▶ WHAT YOU WILL DO: Gather every line of the entries that includes the word "bashrc".

============================================================

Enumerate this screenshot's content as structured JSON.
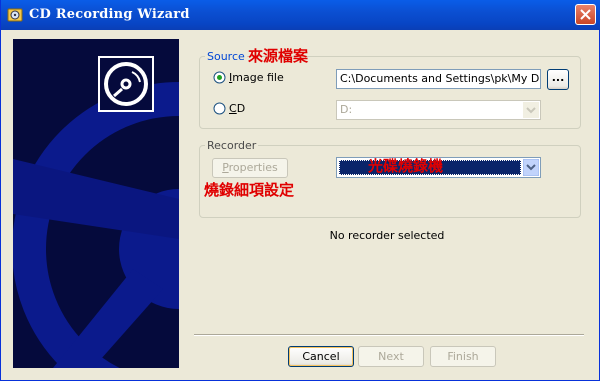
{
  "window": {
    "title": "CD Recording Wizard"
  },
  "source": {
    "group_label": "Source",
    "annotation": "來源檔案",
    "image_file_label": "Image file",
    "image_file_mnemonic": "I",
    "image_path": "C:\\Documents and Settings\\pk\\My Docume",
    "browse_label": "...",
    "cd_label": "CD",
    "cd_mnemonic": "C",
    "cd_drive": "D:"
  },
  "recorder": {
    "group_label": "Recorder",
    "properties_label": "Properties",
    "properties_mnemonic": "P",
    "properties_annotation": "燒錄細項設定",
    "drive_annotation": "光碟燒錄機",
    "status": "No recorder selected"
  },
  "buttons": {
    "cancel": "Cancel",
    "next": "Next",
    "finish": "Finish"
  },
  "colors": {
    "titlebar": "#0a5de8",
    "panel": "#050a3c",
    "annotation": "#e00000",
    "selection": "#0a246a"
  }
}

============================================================

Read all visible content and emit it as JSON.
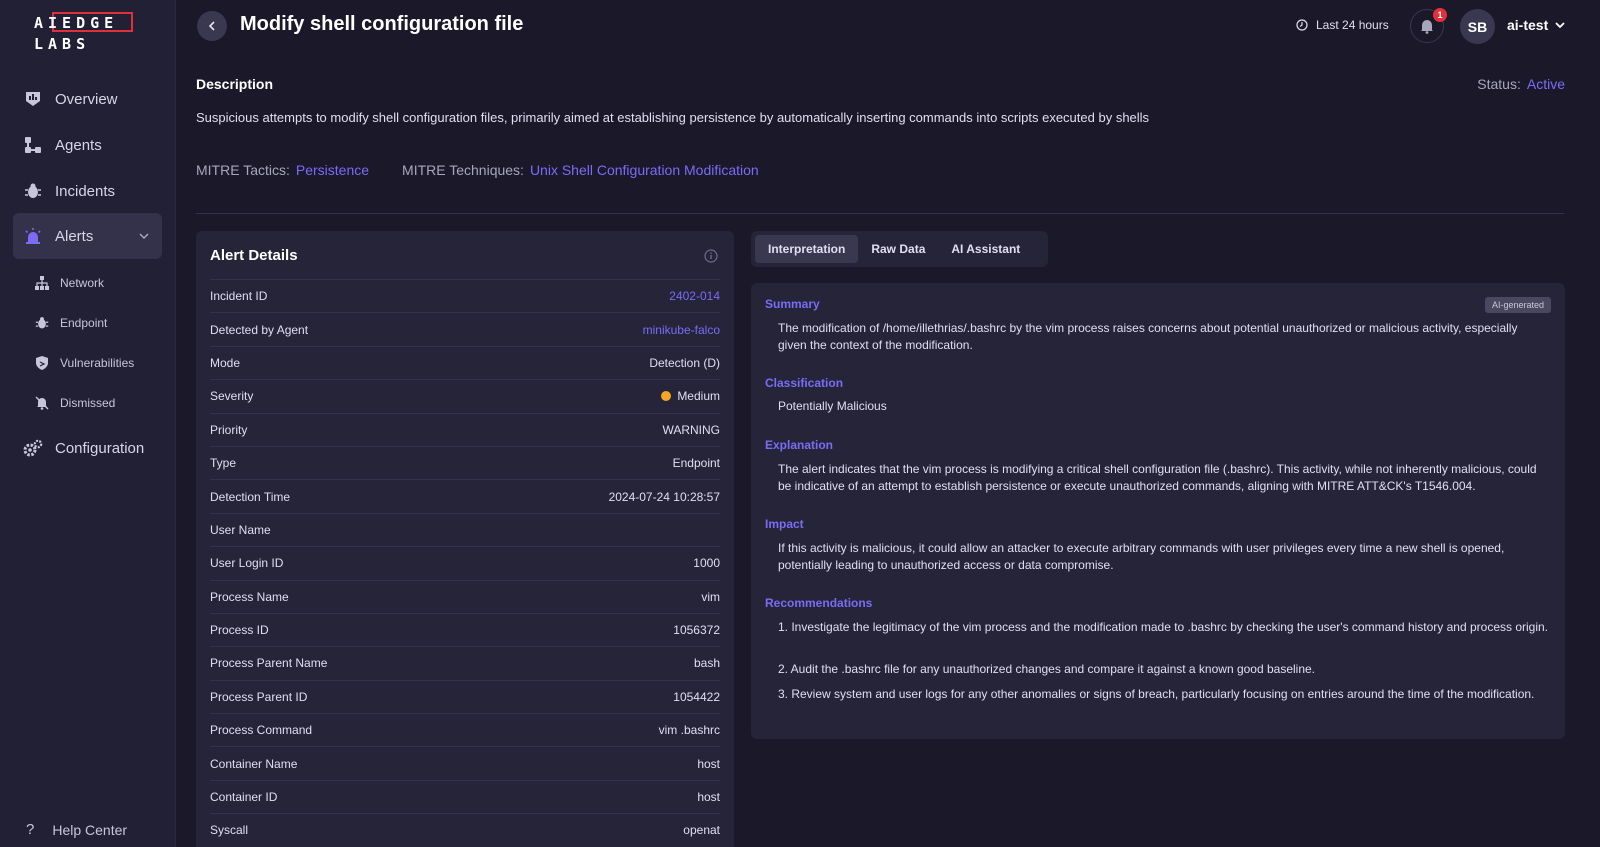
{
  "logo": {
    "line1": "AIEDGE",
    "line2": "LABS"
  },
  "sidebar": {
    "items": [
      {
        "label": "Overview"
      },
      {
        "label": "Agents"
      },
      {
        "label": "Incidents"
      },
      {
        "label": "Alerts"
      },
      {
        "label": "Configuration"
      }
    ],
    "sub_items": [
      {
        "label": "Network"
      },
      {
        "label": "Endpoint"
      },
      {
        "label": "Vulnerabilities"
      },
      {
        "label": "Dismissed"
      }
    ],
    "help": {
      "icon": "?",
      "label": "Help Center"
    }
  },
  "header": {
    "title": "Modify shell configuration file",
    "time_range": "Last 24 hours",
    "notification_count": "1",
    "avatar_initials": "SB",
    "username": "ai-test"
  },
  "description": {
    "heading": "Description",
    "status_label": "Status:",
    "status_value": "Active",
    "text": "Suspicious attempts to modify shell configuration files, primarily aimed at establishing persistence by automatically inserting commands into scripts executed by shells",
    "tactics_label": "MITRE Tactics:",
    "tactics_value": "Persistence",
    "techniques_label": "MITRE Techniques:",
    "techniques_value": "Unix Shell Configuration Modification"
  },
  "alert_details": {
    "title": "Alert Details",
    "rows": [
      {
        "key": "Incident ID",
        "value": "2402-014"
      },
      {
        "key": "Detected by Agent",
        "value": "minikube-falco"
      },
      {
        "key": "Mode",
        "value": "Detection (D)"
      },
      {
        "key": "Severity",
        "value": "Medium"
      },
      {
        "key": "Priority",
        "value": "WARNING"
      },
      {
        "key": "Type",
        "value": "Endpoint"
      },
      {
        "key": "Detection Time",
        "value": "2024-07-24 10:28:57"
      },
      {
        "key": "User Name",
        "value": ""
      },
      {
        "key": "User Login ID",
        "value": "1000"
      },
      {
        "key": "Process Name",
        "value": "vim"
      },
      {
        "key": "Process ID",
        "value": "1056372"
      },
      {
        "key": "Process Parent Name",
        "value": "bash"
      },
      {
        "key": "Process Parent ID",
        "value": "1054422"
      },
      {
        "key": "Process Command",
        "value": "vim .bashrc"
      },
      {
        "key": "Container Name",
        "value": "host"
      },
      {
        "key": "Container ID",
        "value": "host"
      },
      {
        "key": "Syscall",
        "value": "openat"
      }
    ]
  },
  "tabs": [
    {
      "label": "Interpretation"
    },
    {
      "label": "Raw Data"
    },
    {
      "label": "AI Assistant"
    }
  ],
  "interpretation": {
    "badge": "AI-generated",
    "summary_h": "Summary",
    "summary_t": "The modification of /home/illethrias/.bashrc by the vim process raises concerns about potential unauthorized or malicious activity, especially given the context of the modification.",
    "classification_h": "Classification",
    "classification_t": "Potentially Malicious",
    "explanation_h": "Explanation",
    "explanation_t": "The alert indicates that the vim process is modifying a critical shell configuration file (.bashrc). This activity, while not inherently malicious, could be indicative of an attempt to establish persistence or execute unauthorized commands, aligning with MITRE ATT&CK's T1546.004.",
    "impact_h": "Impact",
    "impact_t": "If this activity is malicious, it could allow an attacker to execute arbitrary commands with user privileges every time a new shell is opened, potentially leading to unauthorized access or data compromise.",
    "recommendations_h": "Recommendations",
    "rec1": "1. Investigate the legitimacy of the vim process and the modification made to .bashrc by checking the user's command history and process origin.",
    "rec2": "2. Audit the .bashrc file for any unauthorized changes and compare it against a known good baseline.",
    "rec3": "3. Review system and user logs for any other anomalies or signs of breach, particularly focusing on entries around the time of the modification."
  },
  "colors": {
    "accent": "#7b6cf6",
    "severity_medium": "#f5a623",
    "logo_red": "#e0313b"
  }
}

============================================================

▶ TASK SOLUTION:
        "value": "vim .bashrc"
    "summary_t": "The modification of /home/illethrias/.bashrc by the vim process raises concerns about potential unauthorized or malicious activity, especially given the context of the modification.",
    "explanation_t": "The alert indicates that the vim process is modifying a critical shell configuration file (.bashrc). This activity, while not inherently malicious, could be indicative of an attempt to establish persistence or execute unauthorized commands, aligning with MITRE ATT&CK's T1546.004.",
    "rec1": "1. Investigate the legitimacy of the vim process and the modification made to .bashrc by checking the user's command history and process origin.",
    "rec2": "2. Audit the .bashrc file for any unauthorized changes and compare it against a known good baseline.",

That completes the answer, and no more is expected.